Predictions that ‘job creators’ would flee California, haven’t panned out. In fact, California has gone from one of the worst managed state finances to having one of the best. And their economy is growing at a faster rate than the nation as a whole and Massachusetts.
With all the talk about making Boston a “World-Class City” for the Olympics, it’s New York and California that are going for the gold -- sowing seeds of economic development by making smart investments now.
While they make investments, we make cuts, because we have insisted on letting the 14,000 highest income earners in Massachusetts get away with paying less than middle-class families.
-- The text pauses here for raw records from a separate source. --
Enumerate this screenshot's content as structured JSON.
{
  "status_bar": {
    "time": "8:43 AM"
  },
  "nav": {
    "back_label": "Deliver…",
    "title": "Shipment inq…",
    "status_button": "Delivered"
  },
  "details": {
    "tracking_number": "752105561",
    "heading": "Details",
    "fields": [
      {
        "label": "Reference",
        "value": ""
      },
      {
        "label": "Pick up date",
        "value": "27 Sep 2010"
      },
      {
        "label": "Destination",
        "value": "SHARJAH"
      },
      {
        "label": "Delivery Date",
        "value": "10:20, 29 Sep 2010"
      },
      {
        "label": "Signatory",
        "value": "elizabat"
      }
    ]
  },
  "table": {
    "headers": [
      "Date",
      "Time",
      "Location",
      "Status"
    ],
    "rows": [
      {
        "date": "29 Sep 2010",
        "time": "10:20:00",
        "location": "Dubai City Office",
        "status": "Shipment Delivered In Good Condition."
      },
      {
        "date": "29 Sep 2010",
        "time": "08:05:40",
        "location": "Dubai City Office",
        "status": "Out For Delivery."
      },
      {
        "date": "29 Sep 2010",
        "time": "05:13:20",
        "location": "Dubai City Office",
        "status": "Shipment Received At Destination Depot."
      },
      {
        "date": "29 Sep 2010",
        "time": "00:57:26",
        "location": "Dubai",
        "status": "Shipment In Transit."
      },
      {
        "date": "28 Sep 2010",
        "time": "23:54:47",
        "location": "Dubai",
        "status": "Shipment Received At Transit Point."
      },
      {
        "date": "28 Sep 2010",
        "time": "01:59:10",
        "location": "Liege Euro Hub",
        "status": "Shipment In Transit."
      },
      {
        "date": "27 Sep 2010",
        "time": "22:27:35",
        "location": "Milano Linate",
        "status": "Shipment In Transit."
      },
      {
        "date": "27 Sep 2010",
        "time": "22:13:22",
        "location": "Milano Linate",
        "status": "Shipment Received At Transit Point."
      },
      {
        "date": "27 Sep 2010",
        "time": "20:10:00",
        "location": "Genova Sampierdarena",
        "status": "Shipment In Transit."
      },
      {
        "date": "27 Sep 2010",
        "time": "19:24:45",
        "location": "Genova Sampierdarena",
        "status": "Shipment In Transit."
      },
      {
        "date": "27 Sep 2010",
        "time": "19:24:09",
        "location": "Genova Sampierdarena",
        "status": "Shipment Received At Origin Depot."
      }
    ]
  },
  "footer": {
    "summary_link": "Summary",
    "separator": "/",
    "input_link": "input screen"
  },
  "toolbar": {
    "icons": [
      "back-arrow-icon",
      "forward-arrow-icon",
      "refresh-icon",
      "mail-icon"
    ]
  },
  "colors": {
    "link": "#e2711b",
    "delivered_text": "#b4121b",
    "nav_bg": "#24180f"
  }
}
It is time they pay their fair share while we give working families a break and a shot at a better future.
The stakes are high. Previous efforts at passing a progressive income tax have failed, in part because they were too complex or didn’t directly address the key priorities in transit and education.
This time, we are prepared to out-organize those who would protect 14,000 millionaires at the expense of everyone else.
While Gov. Baker and other supporters of tax cuts for 14,000 millionaires wealthy are lining up on one side the rest of us, with passage of this Amendment, 6.7 million Massachusetts taxpayers will be getting a tax cut -- and, a functioning MBTA serving more people in more areas, and a world class education system.
The effort needs 67,750 signatures for the November 2018 statewide ballot. It will also need a quarter of the State Legislature to push the measure forward onto the ballot.
It is time sign on for – and work towards achieving -- a fairer future. We need your signature, your phone calls and letters to your legislators, and of course, your vote. For when we organize, the voices of the many outweigh the wealth of the few.
For this to pass, we need on-going grassroots help! Sign up here and get on board
10. More Resources
- Raise Up Massachusetts main site
- Blogs on our site tagged "Fair Share Amendment" and "#InvestinMA"
[PAGE UPDATED: 8/22/2015]